WORK REQUIRED
Below are records. Copy every line with "JSON" in it.

+ + +

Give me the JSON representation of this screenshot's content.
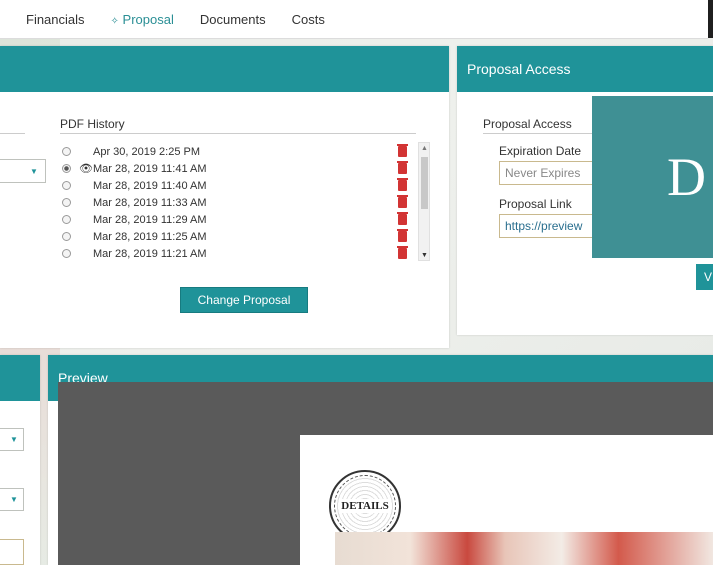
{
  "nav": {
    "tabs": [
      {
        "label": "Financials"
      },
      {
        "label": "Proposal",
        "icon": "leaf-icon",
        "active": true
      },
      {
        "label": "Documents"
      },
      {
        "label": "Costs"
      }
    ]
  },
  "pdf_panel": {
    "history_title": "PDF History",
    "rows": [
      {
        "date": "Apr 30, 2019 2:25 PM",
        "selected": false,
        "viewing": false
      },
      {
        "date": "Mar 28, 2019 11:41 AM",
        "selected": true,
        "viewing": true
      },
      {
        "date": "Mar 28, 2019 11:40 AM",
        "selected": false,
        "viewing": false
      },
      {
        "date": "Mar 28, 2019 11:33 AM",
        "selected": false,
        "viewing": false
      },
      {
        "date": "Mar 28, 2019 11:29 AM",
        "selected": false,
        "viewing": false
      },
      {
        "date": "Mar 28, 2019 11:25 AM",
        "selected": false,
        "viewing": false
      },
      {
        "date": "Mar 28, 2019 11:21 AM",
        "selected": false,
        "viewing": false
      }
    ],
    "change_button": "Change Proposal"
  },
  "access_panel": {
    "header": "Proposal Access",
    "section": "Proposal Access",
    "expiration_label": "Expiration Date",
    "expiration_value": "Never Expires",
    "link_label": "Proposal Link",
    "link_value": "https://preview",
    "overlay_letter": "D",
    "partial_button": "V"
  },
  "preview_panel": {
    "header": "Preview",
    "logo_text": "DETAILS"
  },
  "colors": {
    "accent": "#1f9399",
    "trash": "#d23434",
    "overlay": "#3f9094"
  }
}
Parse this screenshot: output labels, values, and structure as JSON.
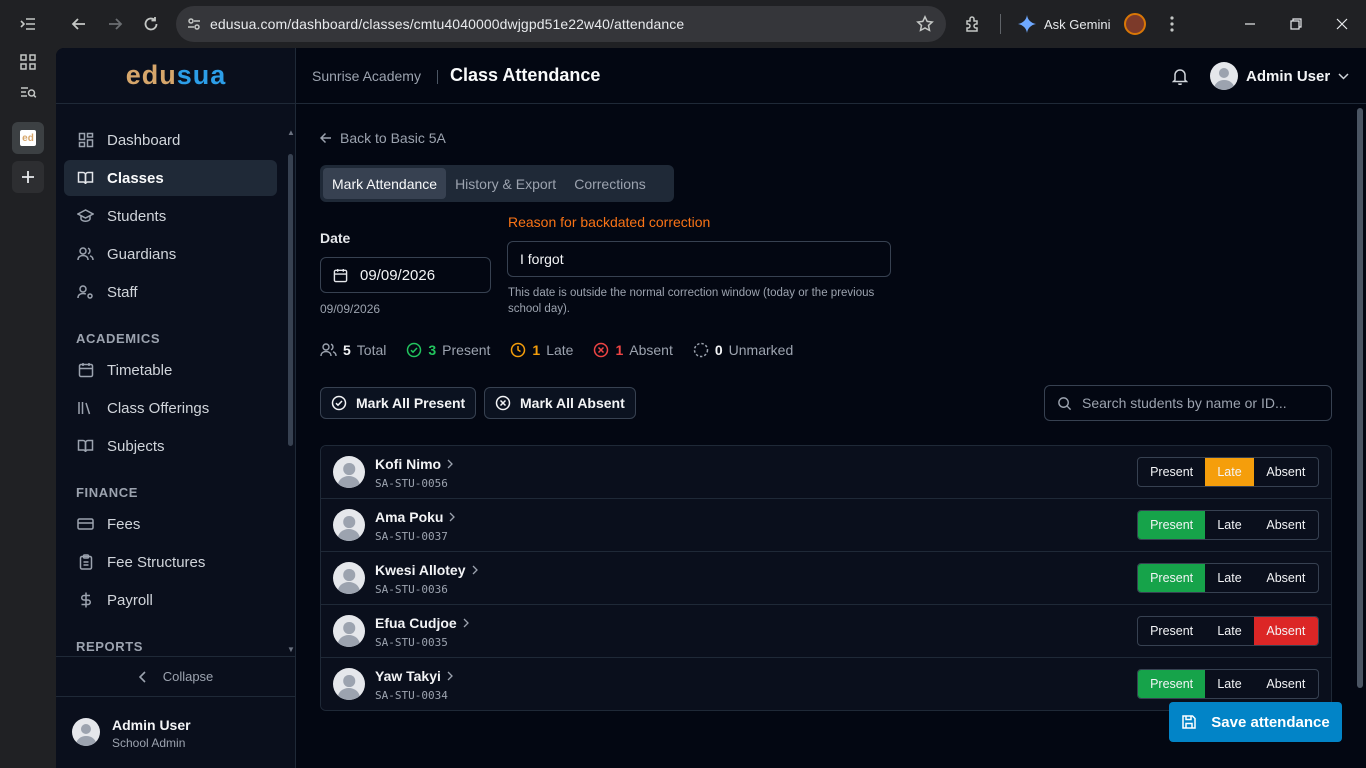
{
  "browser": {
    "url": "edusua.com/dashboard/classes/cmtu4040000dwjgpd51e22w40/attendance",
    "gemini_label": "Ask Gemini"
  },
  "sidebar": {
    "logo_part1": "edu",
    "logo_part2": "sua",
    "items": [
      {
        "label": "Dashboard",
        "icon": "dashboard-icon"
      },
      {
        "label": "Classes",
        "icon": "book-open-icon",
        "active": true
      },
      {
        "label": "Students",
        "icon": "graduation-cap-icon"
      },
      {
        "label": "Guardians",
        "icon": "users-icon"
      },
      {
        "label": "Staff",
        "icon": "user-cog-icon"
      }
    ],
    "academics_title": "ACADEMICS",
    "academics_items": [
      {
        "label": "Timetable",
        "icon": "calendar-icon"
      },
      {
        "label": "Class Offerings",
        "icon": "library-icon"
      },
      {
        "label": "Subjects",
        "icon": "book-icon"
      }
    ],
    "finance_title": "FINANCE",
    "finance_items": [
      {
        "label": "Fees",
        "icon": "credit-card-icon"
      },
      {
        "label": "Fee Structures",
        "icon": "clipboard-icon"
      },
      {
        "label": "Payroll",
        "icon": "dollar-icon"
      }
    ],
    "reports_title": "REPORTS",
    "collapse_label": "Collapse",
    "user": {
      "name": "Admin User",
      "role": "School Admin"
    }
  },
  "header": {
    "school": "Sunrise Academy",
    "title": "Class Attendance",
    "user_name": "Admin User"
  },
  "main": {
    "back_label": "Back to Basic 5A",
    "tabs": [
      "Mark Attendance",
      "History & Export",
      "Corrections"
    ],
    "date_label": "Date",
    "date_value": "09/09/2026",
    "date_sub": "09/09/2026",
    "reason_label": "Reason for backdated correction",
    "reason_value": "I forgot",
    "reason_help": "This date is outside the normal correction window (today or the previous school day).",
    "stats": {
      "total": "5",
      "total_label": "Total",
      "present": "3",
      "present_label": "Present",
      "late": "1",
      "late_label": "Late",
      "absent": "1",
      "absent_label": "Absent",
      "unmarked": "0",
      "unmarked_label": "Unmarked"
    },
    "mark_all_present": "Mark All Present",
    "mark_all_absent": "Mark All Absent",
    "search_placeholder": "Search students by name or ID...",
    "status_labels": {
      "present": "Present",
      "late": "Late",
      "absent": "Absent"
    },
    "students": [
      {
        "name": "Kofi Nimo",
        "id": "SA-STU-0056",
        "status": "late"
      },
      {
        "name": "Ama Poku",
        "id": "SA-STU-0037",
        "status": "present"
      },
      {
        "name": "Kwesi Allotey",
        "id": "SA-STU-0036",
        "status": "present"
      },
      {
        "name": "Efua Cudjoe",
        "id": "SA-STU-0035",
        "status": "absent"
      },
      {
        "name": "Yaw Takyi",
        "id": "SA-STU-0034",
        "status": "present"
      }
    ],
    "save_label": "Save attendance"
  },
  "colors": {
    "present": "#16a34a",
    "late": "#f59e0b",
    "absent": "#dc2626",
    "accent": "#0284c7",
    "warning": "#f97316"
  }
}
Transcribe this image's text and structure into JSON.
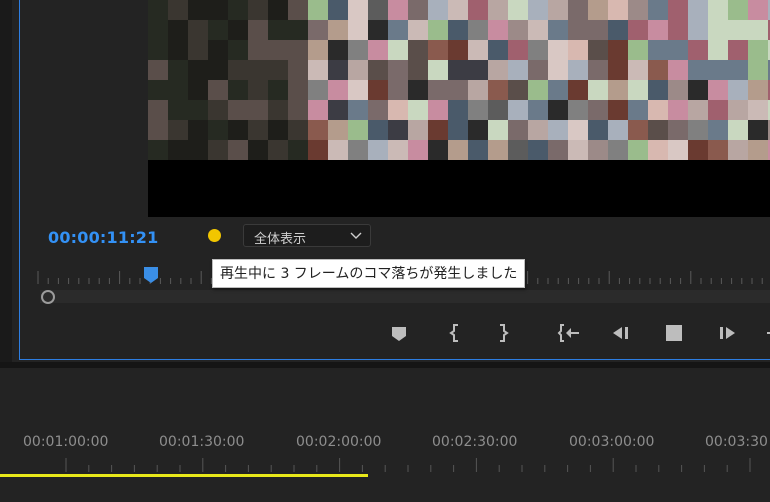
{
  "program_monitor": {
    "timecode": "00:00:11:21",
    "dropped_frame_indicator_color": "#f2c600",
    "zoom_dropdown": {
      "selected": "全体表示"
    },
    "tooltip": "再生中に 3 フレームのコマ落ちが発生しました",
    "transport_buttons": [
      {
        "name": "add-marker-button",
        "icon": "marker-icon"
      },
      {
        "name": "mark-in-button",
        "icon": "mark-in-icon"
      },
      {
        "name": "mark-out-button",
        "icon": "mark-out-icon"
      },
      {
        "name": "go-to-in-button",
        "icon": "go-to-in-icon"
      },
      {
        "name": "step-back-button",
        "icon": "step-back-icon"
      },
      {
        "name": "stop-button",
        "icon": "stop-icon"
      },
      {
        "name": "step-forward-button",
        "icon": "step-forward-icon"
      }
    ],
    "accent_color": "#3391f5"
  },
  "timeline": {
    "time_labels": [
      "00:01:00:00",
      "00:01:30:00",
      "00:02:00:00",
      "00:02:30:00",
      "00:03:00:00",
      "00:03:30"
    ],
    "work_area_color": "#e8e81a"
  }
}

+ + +

TASK RESPONSE
Give me the JSON representation of this screenshot's content.
Parse this screenshot: output labels, values, and structure as JSON.
Transcribe this image's text and structure into JSON.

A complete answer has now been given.